The European Union foreign policy chief has said he is confident Sudan is executing a southern peace deal after his first meeting with a new coalition government.
Javier Solana on Saturday met First Vice President Salva Kiir, successor to John Garang who was killed in a helicopter crash three weeks after taking office after the January peace deal.
The Sudanese government urged the EU to push armed groups in Darfur to negotiate a peace to the conflict in the eastern part of the country.
Some analysts had feared Kiir, previously a secessionist, would reject Garang's vision of a unified Sudan, a charge Kiir has denied.
The southern deal enshrines wealth- and power-sharing, democratic transformation and a southern referendum on secession after six years.
"My feelings are very constructive and very positive," Solana said after meeting Kiir.
"The disappearance of Dr Garang ... made things a little bit more difficult in the beginning, but he [Kiir] has committed himself to do it [implementation]."
"He feels himself not only a man from the south ... but also a Sudanese who wants to construct a Sudan which is prosperous and united. And that's the most important thing we had to hear from him," Solana said.
Salva Kiir became first vice presi-
dent after John Garang's death
The EU is among the biggest donors of humanitarian and development aid to Sudan.

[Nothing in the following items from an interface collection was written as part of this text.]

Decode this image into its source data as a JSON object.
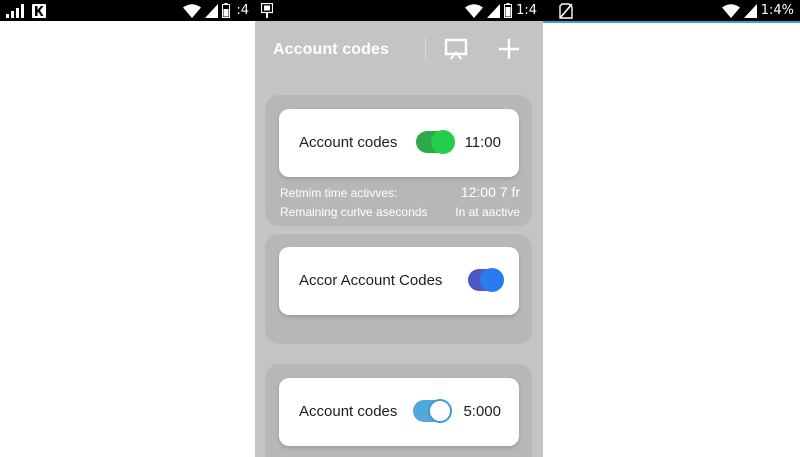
{
  "left_status": {
    "clock": ":4"
  },
  "mid_status": {
    "clock": "1:4"
  },
  "right_status": {
    "clock": "1:4%"
  },
  "app": {
    "title": "Account codes",
    "actions": [
      "cast-icon",
      "add-icon"
    ]
  },
  "cards": [
    {
      "label": "Account codes",
      "time": "11:00",
      "toggle_on": true,
      "accent": "#22cf4d"
    },
    {
      "label": "Accor Account Codes",
      "toggle_on": true,
      "accent": "#2a7af0"
    },
    {
      "label": "Account codes",
      "time": "5:000",
      "toggle_on": true,
      "accent": "#52a8dd"
    }
  ],
  "info": [
    {
      "label": "Retmim time activves:",
      "value": "12:00 7 fr"
    },
    {
      "label": "Remaining curlve aseconds",
      "value": "In at aactive"
    }
  ]
}
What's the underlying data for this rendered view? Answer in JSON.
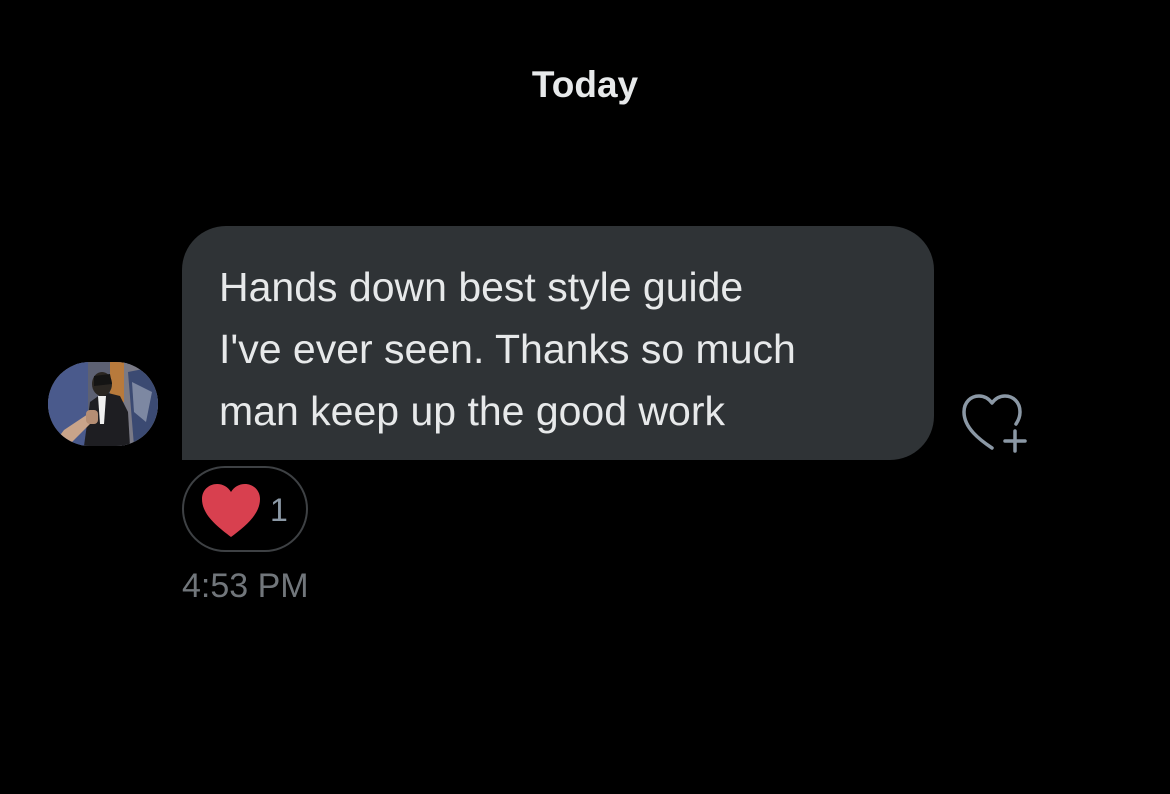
{
  "conversation": {
    "date_divider": "Today"
  },
  "message": {
    "lines": [
      "Hands down best style guide",
      "I've ever seen. Thanks so much",
      "man keep up the good work"
    ],
    "timestamp": "4:53 PM",
    "reaction": {
      "icon": "red-heart-icon",
      "count": "1"
    }
  },
  "sender": {
    "avatar": "profile-photo"
  },
  "actions": {
    "add_reaction_icon": "heart-plus-icon"
  },
  "colors": {
    "background": "#000000",
    "bubble": "#2f3336",
    "text": "#e7e9ea",
    "muted_text": "#71767b",
    "heart_red": "#d8404f"
  }
}
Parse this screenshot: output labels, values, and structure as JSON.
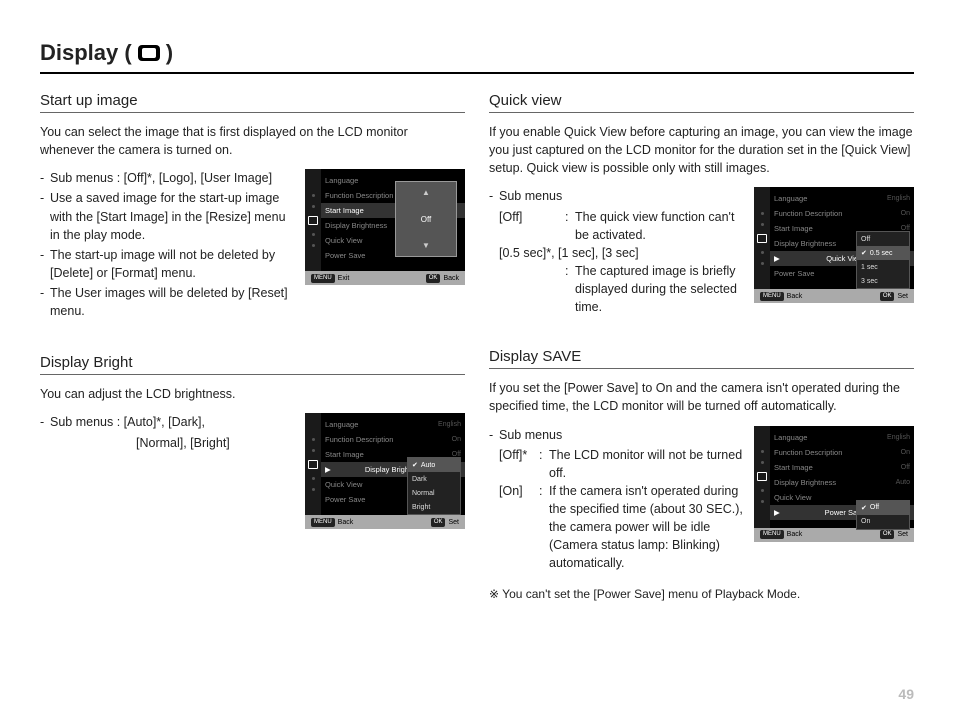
{
  "page": {
    "title_prefix": "Display (",
    "title_suffix": " )",
    "page_number": "49"
  },
  "sections": {
    "startup": {
      "title": "Start up image",
      "intro": "You can select the image that is first displayed on the LCD monitor whenever the camera is turned on.",
      "b1": "Sub menus : [Off]*, [Logo], [User Image]",
      "b2": "Use a saved image for the start-up image with the [Start Image] in the [Resize] menu in the play mode.",
      "b3": "The start-up image will not be deleted by [Delete] or [Format] menu.",
      "b4": "The User images will be deleted by [Reset] menu."
    },
    "bright": {
      "title": "Display Bright",
      "intro": "You can adjust the LCD brightness.",
      "b1": "Sub menus : [Auto]*, [Dark], [Normal], [Bright]",
      "b1_l2": "[Normal], [Bright]"
    },
    "quick": {
      "title": "Quick view",
      "intro": "If you enable Quick View before capturing an image, you can view the image you just captured on the LCD monitor for the duration set in the [Quick View] setup. Quick view is possible only with still images.",
      "sub_label": "Sub menus",
      "off_label": "[Off]",
      "off_desc": "The quick view function can't be activated.",
      "opts_label": "[0.5 sec]*, [1 sec], [3 sec]",
      "opts_desc": "The captured image is briefly displayed during the selected time."
    },
    "save": {
      "title": "Display SAVE",
      "intro": "If you set the [Power Save] to On and the camera isn't operated during the specified time, the LCD monitor will be turned off automatically.",
      "sub_label": "Sub menus",
      "off_label": "[Off]*",
      "off_desc": "The LCD monitor will not be turned off.",
      "on_label": "[On]",
      "on_desc": "If the camera isn't operated during the specified time (about 30 SEC.), the camera power will be idle (Camera status lamp: Blinking) automatically.",
      "footnote": "※ You can't set the [Power Save] menu of Playback Mode."
    }
  },
  "menu_labels": {
    "language": "Language",
    "func_desc": "Function Description",
    "start_image": "Start Image",
    "disp_bright": "Display  Brightness",
    "quick_view": "Quick View",
    "power_save": "Power Save"
  },
  "menu_values": {
    "english": "English",
    "on": "On",
    "off": "Off",
    "auto": "Auto",
    "sec05": "0.5 sec"
  },
  "footer": {
    "menu_key": "MENU",
    "ok_key": "OK",
    "exit": "Exit",
    "back": "Back",
    "set": "Set"
  },
  "popup": {
    "off": "Off"
  },
  "submenu_bright": {
    "auto": "Auto",
    "dark": "Dark",
    "normal": "Normal",
    "bright": "Bright"
  },
  "submenu_quick": {
    "off": "Off",
    "s05": "0.5 sec",
    "s1": "1 sec",
    "s3": "3 sec"
  },
  "submenu_save": {
    "off": "Off",
    "on": "On"
  }
}
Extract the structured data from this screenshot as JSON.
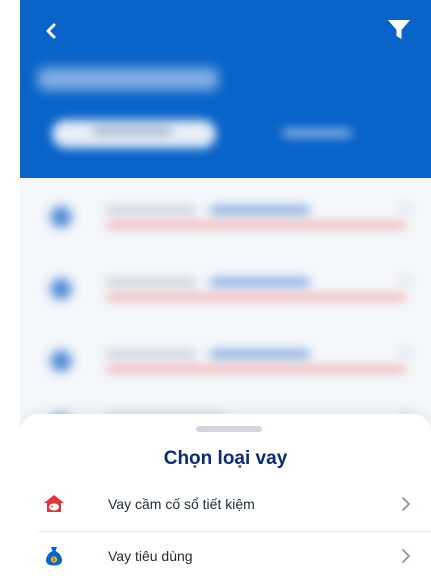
{
  "header": {
    "back_icon": "chevron-left-icon",
    "filter_icon": "filter-icon",
    "background_color": "#0a63c9"
  },
  "sheet": {
    "title": "Chọn loại vay",
    "title_color": "#0b2c74",
    "options": [
      {
        "label": "Vay cầm cố sổ tiết kiệm",
        "icon": "home-piggy-icon",
        "icon_color": "#e2343f"
      },
      {
        "label": "Vay tiêu dùng",
        "icon": "money-bag-icon",
        "icon_color": "#0a63c9"
      }
    ]
  }
}
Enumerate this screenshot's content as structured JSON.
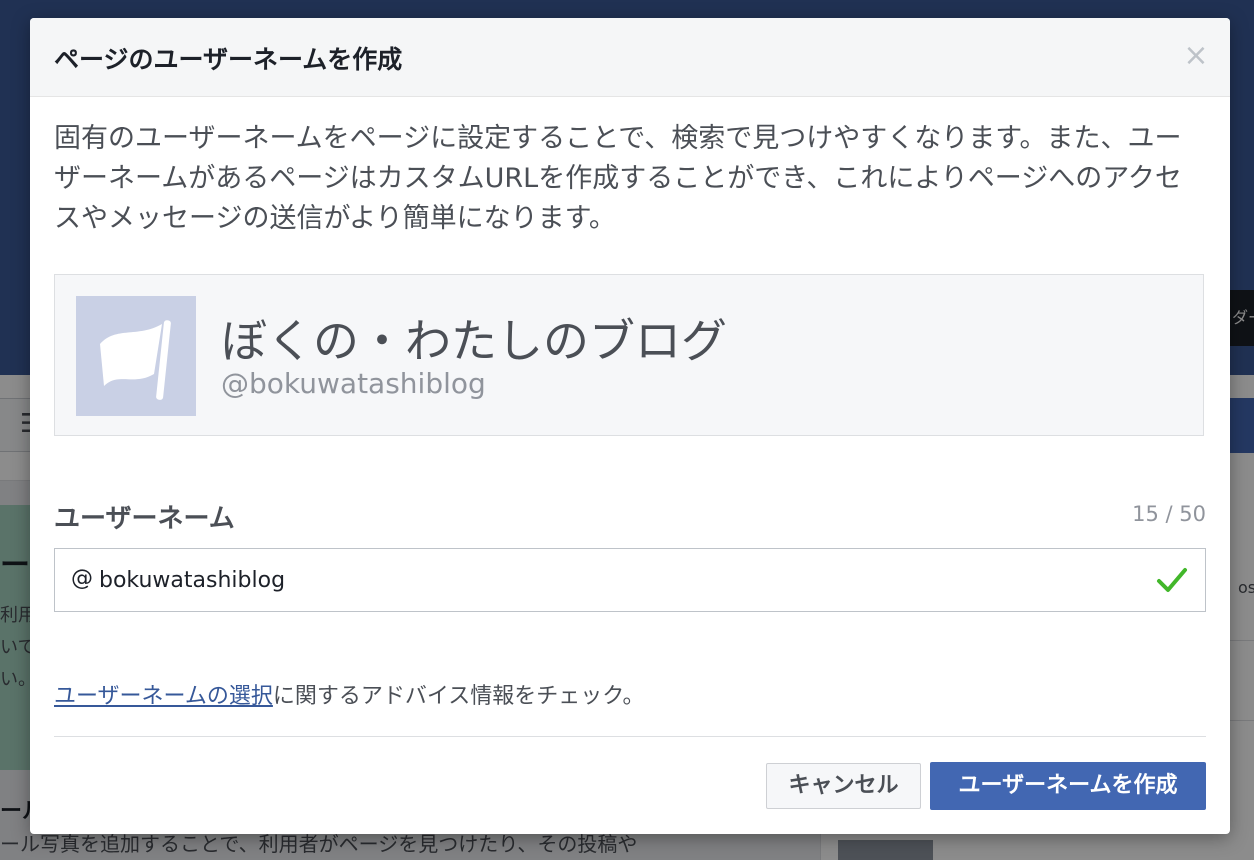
{
  "background": {
    "left_heading": "ージ",
    "left_text_lines": [
      "利用",
      "いて",
      "い。"
    ],
    "bottom_heading": "ール",
    "bottom_text": "ール写真を追加することで、利用者がページを見つけたり、その投稿や",
    "right_badge": "ダー",
    "right_snippet": "os"
  },
  "dialog": {
    "title": "ページのユーザーネームを作成",
    "close_label": "×",
    "description": "固有のユーザーネームをページに設定することで、検索で見つけやすくなります。また、ユーザーネームがあるページはカスタムURLを作成することができ、これによりページへのアクセスやメッセージの送信がより簡単になります。",
    "preview": {
      "page_name": "ぼくの・わたしのブログ",
      "handle": "@bokuwatashiblog",
      "avatar_icon": "flag-icon"
    },
    "username_field": {
      "label": "ユーザーネーム",
      "counter": "15 / 50",
      "prefix": "@",
      "value": "bokuwatashiblog",
      "status_icon": "check-icon",
      "status_color": "#42b72a"
    },
    "advice": {
      "link_text": "ユーザーネームの選択",
      "rest_text": "に関するアドバイス情報をチェック。"
    },
    "buttons": {
      "cancel": "キャンセル",
      "create": "ユーザーネームを作成"
    }
  },
  "colors": {
    "primary": "#4267b2",
    "link": "#365899",
    "success": "#42b72a"
  }
}
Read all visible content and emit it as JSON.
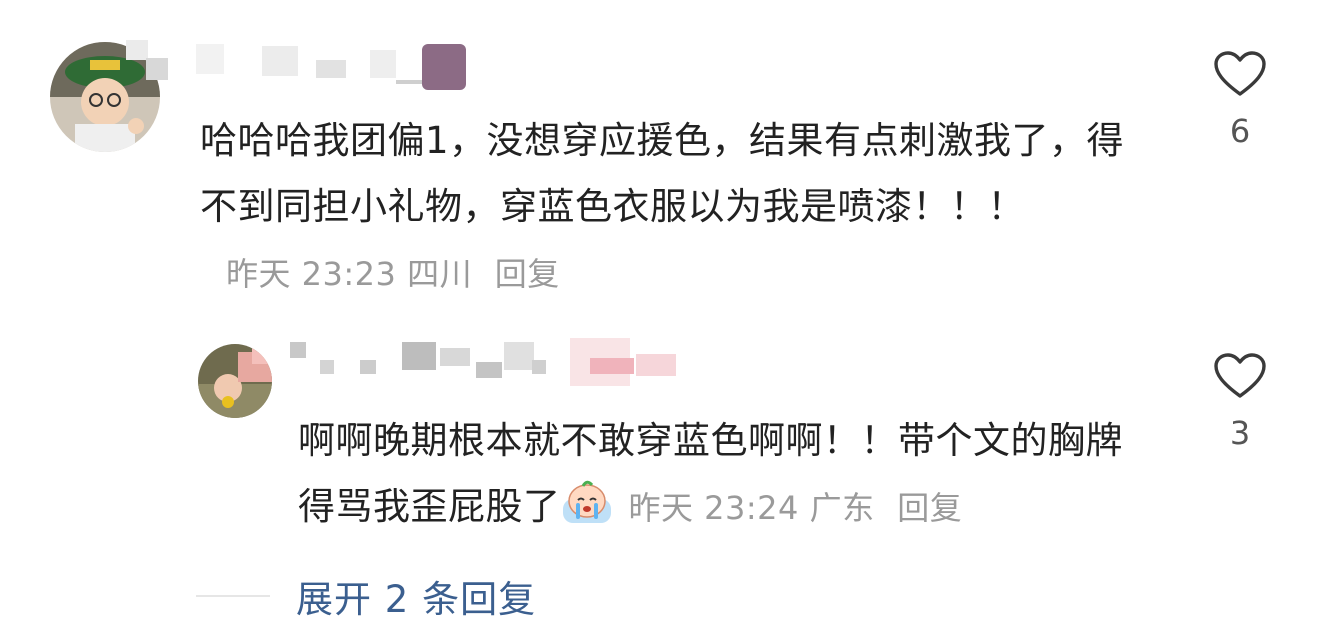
{
  "comments": [
    {
      "text": "哈哈哈我团偏1，没想穿应援色，结果有点刺激我了，得不到同担小礼物，穿蓝色衣服以为我是喷漆！！！",
      "time": "昨天 23:23",
      "location": "四川",
      "reply_label": "回复",
      "like_count": "6"
    },
    {
      "text": "啊啊晚期根本就不敢穿蓝色啊啊！！带个文的胸牌得骂我歪屁股了",
      "emoji": "crying-face-emoji",
      "time": "昨天 23:24",
      "location": "广东",
      "reply_label": "回复",
      "like_count": "3"
    }
  ],
  "expand_replies": "展开 2 条回复",
  "icons": {
    "like": "heart-outline-icon"
  },
  "colors": {
    "text": "#222222",
    "meta": "#9a9a9a",
    "link": "#3b5f8f"
  }
}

Kiir urged the EU to lift a freeze on 45 million euros in Sudanese funds and to accelerate the transfer of the EU's financial pledges.
Solana is there to review the deal's implementation and the separate conflict in the troubled western Darfur region, not covered by the agreement.
He will travel to Darfur to visit one of the camps for the more than 2 million displaced by that conflict. Darfur peace talks have faltered as violence escalated in recent weeks.
The autonomous southern Sudanese government is to be formed this week. On Saturday, a spokesman for the largest southern militia opposed to Kiir's Sudan People's Liberation Movement (SPLM) said it had agreed with the movement to participate in government and form joint military units.
The pro-government South Sudan Defence Forces (SSDF) say they have about 50,000 fighters. They fought the SPLM during more than two decades of civil war in the south.
The war claimed 2 million lives and was fought over the imposition of Sharia (Islamic law) on the mostly Christian or animist south; division of oil wealth; ethnicity and differences in ideology.